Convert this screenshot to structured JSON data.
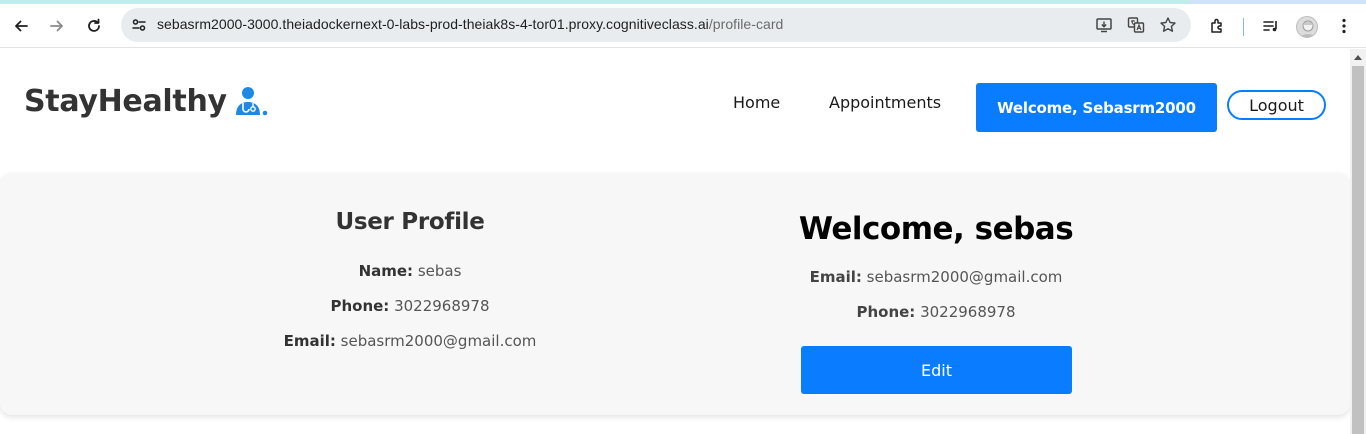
{
  "browser": {
    "url_host": "sebasrm2000-3000.theiadockernext-0-labs-prod-theiak8s-4-tor01.proxy.cognitiveclass.ai",
    "url_path": "/profile-card"
  },
  "navbar": {
    "brand": "StayHealthy",
    "links": {
      "home": "Home",
      "appointments": "Appointments"
    },
    "welcome_button": "Welcome, Sebasrm2000",
    "logout_button": "Logout"
  },
  "profile": {
    "title": "User Profile",
    "name_label": "Name:",
    "name_value": "sebas",
    "phone_label": "Phone:",
    "phone_value": "3022968978",
    "email_label": "Email:",
    "email_value": "sebasrm2000@gmail.com"
  },
  "welcome_card": {
    "title": "Welcome, sebas",
    "email_label": "Email:",
    "email_value": "sebasrm2000@gmail.com",
    "phone_label": "Phone:",
    "phone_value": "3022968978",
    "edit_button": "Edit"
  },
  "colors": {
    "accent": "#0a7cff",
    "brand_text": "#333333",
    "section_bg": "#f7f7f7"
  },
  "icons": {
    "toolbar": [
      "back-icon",
      "forward-icon",
      "reload-icon",
      "site-info-icon",
      "install-app-icon",
      "translate-icon",
      "bookmark-star-icon",
      "extensions-icon",
      "reading-list-icon",
      "profile-avatar-icon",
      "more-menu-icon"
    ],
    "brand_logo": "doctor-icon"
  }
}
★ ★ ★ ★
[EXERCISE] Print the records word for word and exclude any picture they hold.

[SOLUTION TO THIS EXERCISE]
Convert this screenshot to structured JSON data.
{
  "browser": {
    "url_host": "sebasrm2000-3000.theiadockernext-0-labs-prod-theiak8s-4-tor01.proxy.cognitiveclass.ai",
    "url_path": "/profile-card"
  },
  "navbar": {
    "brand": "StayHealthy",
    "links": {
      "home": "Home",
      "appointments": "Appointments"
    },
    "welcome_button": "Welcome, Sebasrm2000",
    "logout_button": "Logout"
  },
  "profile": {
    "title": "User Profile",
    "name_label": "Name:",
    "name_value": "sebas",
    "phone_label": "Phone:",
    "phone_value": "3022968978",
    "email_label": "Email:",
    "email_value": "sebasrm2000@gmail.com"
  },
  "welcome_card": {
    "title": "Welcome, sebas",
    "email_label": "Email:",
    "email_value": "sebasrm2000@gmail.com",
    "phone_label": "Phone:",
    "phone_value": "3022968978",
    "edit_button": "Edit"
  },
  "colors": {
    "accent": "#0a7cff",
    "brand_text": "#333333",
    "section_bg": "#f7f7f7"
  },
  "icons": {
    "toolbar": [
      "back-icon",
      "forward-icon",
      "reload-icon",
      "site-info-icon",
      "install-app-icon",
      "translate-icon",
      "bookmark-star-icon",
      "extensions-icon",
      "reading-list-icon",
      "profile-avatar-icon",
      "more-menu-icon"
    ],
    "brand_logo": "doctor-icon"
  }
}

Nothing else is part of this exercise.